May. 26, 2022
winged pigweed, Cycloloma atriplicifolia
Winged pigweed, or is it more fun to call it tumble ringwing? This is a tumbleplant that takes full advantage of the wind. It originated in our windy central plains, and has recently been taking advantage of cleared areas to spread. It's particularly going eastward in the direction of prevailing winds and interstate highways. This pigweed is wind pollinated, and has apparently found advantage to having upper flowers that are only pistillate. Here you see stamens toward the bottom, and little white pistils in the upper flowers. Late in the season these bushy plants break free and become tumbleweeds. The winged seeds can also break free and spread. Thee Apache, Navajo and Zuni people ate the seeds as flower, porridge or mush. More immaginatively, the Zuni believed this plant belonged to the grandmother of the Gods of War. She taught them to chew these flowers and eject the result on their hands. This would cause enemy arrows to go wild. This observation is from Matilda Stevenson's Ethnobotany of the Zuni Indians (1915), cited on the Native American Ethnobotany Database.
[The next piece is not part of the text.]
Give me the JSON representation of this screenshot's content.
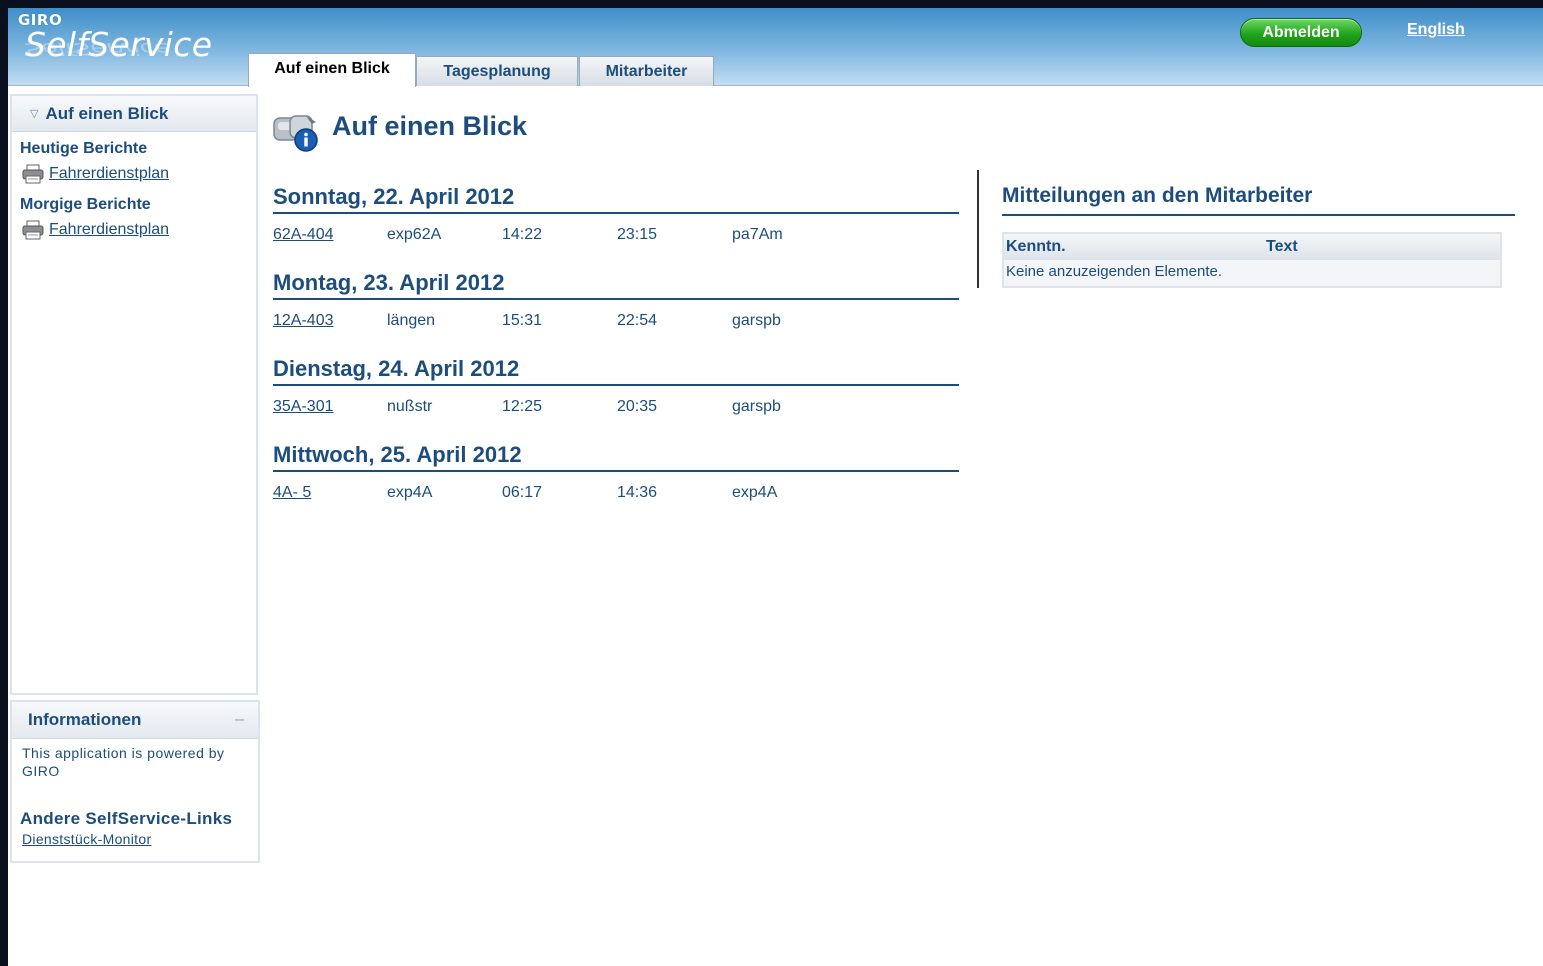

Tumble ringwing now grows in every state except AK, FL, GA, HI, ME, NH, OR, RI, VT, and WA, and in MB, ON, QC, and SK. Lenawee Co MI, 8/3/14. Amaranth family, Amaranthaceae.